* **Exercise requirements**
Within the data, how many lines hold the word "value"? Answer with nothing but the number.

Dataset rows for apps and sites
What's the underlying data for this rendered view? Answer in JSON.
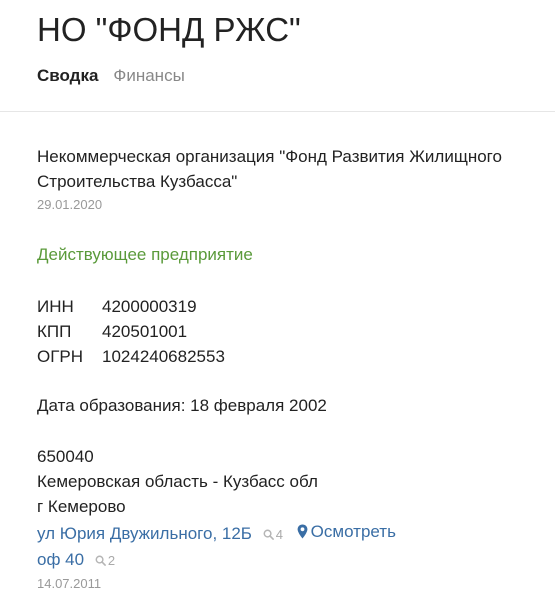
{
  "header": {
    "title": "НО \"ФОНД РЖС\"",
    "tabs": [
      {
        "label": "Сводка",
        "active": true
      },
      {
        "label": "Финансы",
        "active": false
      }
    ]
  },
  "org": {
    "full_name": "Некоммерческая организация \"Фонд Развития Жилищного Строительства Кузбасса\"",
    "name_date": "29.01.2020",
    "status": "Действующее предприятие",
    "codes": [
      {
        "label": "ИНН",
        "value": "4200000319"
      },
      {
        "label": "КПП",
        "value": "420501001"
      },
      {
        "label": "ОГРН",
        "value": "1024240682553"
      }
    ],
    "founded": "Дата образования: 18 февраля 2002"
  },
  "address": {
    "zip": "650040",
    "region": "Кемеровская область - Кузбасс обл",
    "city": "г Кемерово",
    "street": "ул Юрия Двужильного, 12Б",
    "street_count": "4",
    "map_label": "Осмотреть",
    "office": "оф 40",
    "office_count": "2",
    "date": "14.07.2011"
  },
  "colors": {
    "status": "#5a9a3a",
    "link": "#3a6ea5",
    "muted": "#999999"
  },
  "icons": {
    "search": "search-icon",
    "map": "map-pin-icon"
  }
}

* **Result of the exercise**
3